In totality approximately 33 countries include cyber warfare & cyber space militarization in their defence planning and organization. As per a recent study by the United Nation (UN) Institute for Disarmament Research; 40 states have developed some military cyber capabilities, 12 of them for offensive cyber warfare.
In terms of UN initiatives, it took a big leap towards shaping a much needed international framework for legitimate and prosperous activities in cyberspace. The UN also offers certain tools such as disarmament guidelines for its member base which is applicable in case of cyber space also and harmonized cyber threat intelligence sharing models but which are not mandatory to adopt. One of the objectives of these tools is to prevent militarization of cyber space.
UN has always emerged as a first place for debating and solving issues attached with cyber space; contrary to this there is no consensus among member states of the UN on developing cyber norms & in its implementation to build cyber peace and prohibit or limit the usage of cyber weapons during conflicts.
The current approaches followed in militarization of cyberspace by nations includes elements such as celebration/steps on how/ to use cyber-technologies during wars, development of cyber threats with multiple payloads, application of armed-conflicts conditions from its military law to curb cyber war phenomena and inclusion of military as a primary institution to respond against cyber security challenges; leading to changes in public policy of various nations and keeping a parallel vision of maintaining their neutrality towards cyber space militarization.
The biggest challenge is with development of cyber security policies. This means policies which can balance and include debatable areas such as mass surveillance, cyber space nationalization, interests of private sector. It is a dilemma for all policy makers because the end goal of a of cyber security policy is/should be to reduce overall risks.
The way forward to secure cyber space and achieve cyber peace can include; concerted global effort to build a cyber peace agenda, planning by nations for the worst case scenarios which would secure the national cyber security apparatus, government taking a lead role in protecting critical infrastructure and at the same time enabling the private sector and market forces to improve the security and resiliency of cyber networks owned by them. Other elements of action plan could be nations to be prepared on areas such as threats intelligence, defensive and offensive capabilities, defence doctrines, proactive public policy developments and its implementation with respect to cyber space.

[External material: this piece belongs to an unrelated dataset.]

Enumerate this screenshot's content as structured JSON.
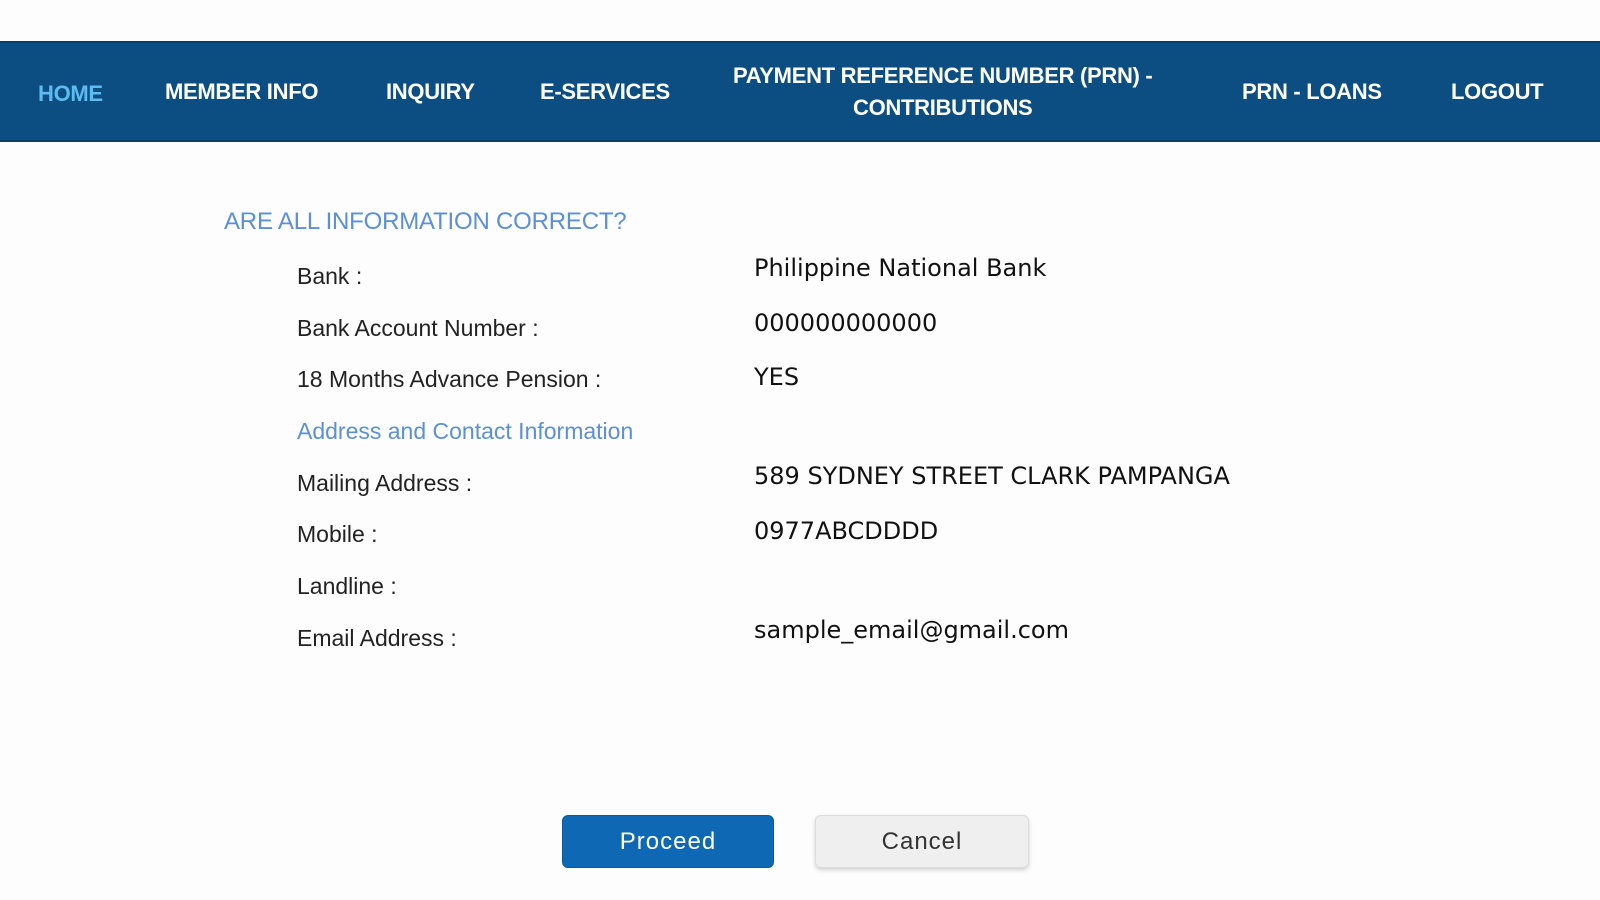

At the same time there are unsolved problems confronted by nations which are ‘to understand elements of cyber war, formulation of strong legal instruments, promote the message of limited or no use of cyber arsenal during conflicts , understanding the content of self-defence in cyber space , defining accountability and state responsibility etc’.
If nations decide to project power using cyber space then it may become difficult to operate in the cyber space and utilize it as a global common in order to deliver public benefits on it. The choice may decide the future of cyber space.
- Israel, UK establish joint fund for cyber defence (terminalx.org)
- Australian military is to use new cyber warfare after Snowden’s revelations (voiceofrussia.com)
- Britain’s New Hacker Army Could Change the Face Of Cyber War (motherboard.vice.com)
- Britain, Israel Agree to Finance Joint Cyber Defense Research (algemeiner.com)
- Cyber Intelligence Report – May 1, 2014 (osintjournal.wordpress.com)
- Australian Military Says It Will Use Cyber Warfare Techniques In Future Ops (matthewaid.com)
- Cybered Conflict, Not Cyber War – Analysis (eurasiareview.com)
- UK seeks full cyber warfare capability, experts – Reuters (reuters.com)